PROBLEM TO WORK ON: Your answer is a copy of every line in the records where "Nombre" appears.

DATA EXTRACT:
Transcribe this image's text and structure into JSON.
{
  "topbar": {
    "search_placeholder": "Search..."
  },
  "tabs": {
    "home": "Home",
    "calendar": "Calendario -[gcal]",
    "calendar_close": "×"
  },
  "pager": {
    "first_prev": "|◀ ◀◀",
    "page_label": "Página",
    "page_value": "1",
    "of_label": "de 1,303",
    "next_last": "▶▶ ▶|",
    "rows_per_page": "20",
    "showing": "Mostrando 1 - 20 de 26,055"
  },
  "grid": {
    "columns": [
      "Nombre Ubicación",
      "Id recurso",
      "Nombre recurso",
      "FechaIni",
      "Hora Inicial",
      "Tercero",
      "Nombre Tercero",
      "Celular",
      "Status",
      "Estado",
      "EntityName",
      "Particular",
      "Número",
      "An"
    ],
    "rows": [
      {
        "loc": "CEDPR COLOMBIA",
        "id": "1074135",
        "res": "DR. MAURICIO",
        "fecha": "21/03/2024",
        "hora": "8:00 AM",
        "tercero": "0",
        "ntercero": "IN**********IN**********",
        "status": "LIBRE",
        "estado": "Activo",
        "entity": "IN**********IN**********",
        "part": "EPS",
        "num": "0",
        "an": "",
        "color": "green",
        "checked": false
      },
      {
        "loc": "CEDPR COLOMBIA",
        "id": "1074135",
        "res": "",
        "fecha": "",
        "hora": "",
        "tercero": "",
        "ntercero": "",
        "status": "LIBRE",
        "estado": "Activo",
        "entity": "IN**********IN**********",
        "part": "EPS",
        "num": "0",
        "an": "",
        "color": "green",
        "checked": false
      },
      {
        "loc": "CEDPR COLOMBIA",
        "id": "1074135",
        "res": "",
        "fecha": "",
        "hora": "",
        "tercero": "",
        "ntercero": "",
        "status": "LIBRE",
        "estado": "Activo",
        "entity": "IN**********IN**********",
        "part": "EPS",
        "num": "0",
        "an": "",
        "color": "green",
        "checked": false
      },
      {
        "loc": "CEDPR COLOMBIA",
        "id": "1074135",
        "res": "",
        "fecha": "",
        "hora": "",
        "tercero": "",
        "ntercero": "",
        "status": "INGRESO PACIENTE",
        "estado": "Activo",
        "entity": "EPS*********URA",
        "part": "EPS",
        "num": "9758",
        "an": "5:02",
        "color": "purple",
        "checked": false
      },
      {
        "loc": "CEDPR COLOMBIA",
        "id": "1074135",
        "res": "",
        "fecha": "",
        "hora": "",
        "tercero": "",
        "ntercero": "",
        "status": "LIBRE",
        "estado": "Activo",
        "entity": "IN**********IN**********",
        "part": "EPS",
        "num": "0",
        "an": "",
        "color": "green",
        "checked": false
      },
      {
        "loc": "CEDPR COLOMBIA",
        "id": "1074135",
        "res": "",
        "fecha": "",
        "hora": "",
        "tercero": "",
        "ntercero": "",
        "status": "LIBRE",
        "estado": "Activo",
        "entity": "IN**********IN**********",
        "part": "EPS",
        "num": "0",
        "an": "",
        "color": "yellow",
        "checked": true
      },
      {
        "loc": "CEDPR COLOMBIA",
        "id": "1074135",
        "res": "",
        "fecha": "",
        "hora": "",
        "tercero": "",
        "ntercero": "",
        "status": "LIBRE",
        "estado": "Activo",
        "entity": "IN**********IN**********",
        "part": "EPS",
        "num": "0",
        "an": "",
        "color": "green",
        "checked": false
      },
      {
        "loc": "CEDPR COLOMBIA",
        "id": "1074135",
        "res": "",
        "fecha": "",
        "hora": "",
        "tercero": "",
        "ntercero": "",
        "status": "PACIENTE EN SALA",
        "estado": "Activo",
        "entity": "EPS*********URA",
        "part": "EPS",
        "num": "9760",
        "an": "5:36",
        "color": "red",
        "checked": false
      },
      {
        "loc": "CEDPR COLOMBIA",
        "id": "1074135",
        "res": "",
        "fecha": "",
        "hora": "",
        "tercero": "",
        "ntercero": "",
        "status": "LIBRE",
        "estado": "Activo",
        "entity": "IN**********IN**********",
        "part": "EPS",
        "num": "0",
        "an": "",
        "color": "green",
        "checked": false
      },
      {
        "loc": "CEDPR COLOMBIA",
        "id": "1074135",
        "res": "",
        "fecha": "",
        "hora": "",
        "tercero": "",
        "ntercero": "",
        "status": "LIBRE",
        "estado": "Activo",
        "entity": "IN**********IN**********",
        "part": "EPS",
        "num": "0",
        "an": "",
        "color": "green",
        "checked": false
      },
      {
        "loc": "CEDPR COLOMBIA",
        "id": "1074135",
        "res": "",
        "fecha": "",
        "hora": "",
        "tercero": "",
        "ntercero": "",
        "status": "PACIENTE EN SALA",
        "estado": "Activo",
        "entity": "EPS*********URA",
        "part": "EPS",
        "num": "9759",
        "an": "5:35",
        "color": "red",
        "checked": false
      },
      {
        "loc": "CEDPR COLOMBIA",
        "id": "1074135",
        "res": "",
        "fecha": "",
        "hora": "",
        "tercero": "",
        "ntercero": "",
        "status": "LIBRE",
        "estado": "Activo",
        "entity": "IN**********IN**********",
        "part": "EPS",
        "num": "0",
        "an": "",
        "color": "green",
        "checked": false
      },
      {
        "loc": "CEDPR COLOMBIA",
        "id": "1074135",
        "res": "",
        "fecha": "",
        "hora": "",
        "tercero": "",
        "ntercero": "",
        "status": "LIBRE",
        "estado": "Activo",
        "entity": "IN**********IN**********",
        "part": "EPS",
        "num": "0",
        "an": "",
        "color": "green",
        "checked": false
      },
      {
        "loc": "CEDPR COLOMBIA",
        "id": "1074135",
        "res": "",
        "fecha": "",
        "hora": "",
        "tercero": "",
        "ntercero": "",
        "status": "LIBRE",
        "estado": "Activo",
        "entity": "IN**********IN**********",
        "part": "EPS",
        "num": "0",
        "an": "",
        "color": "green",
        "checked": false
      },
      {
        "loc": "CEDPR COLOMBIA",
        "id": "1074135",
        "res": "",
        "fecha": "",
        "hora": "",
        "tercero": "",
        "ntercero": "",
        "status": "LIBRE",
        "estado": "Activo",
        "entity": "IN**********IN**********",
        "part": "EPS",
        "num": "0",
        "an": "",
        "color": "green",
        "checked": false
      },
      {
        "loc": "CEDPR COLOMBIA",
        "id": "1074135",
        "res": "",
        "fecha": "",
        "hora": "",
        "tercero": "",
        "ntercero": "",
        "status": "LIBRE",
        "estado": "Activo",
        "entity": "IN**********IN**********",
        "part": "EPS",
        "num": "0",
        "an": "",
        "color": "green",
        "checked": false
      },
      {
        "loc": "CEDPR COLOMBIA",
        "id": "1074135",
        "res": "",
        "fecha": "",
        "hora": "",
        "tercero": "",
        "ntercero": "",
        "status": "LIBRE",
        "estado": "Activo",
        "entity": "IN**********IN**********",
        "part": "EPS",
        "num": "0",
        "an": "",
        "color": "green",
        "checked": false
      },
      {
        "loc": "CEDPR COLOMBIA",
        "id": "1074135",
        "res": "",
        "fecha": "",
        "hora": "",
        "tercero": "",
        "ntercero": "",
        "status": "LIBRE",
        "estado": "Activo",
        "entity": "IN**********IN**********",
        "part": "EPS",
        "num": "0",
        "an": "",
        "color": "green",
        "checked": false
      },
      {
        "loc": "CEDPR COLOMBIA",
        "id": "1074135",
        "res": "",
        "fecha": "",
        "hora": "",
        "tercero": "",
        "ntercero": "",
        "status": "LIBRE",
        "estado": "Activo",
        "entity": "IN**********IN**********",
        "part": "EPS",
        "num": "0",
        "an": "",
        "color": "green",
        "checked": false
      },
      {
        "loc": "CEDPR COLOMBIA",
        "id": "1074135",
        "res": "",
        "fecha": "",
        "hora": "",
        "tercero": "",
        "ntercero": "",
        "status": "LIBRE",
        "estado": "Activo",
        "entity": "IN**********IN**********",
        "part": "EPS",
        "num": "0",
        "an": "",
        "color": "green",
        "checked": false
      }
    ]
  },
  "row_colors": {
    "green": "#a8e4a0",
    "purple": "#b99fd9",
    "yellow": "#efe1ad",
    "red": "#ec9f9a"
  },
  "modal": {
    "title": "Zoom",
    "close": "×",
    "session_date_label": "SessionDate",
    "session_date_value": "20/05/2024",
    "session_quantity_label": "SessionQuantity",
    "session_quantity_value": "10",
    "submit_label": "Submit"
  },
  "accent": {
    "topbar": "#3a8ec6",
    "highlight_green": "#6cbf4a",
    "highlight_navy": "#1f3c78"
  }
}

ANSWER SECTION:
      "Nombre Ubicación",
      "Nombre recurso",
      "Nombre Tercero",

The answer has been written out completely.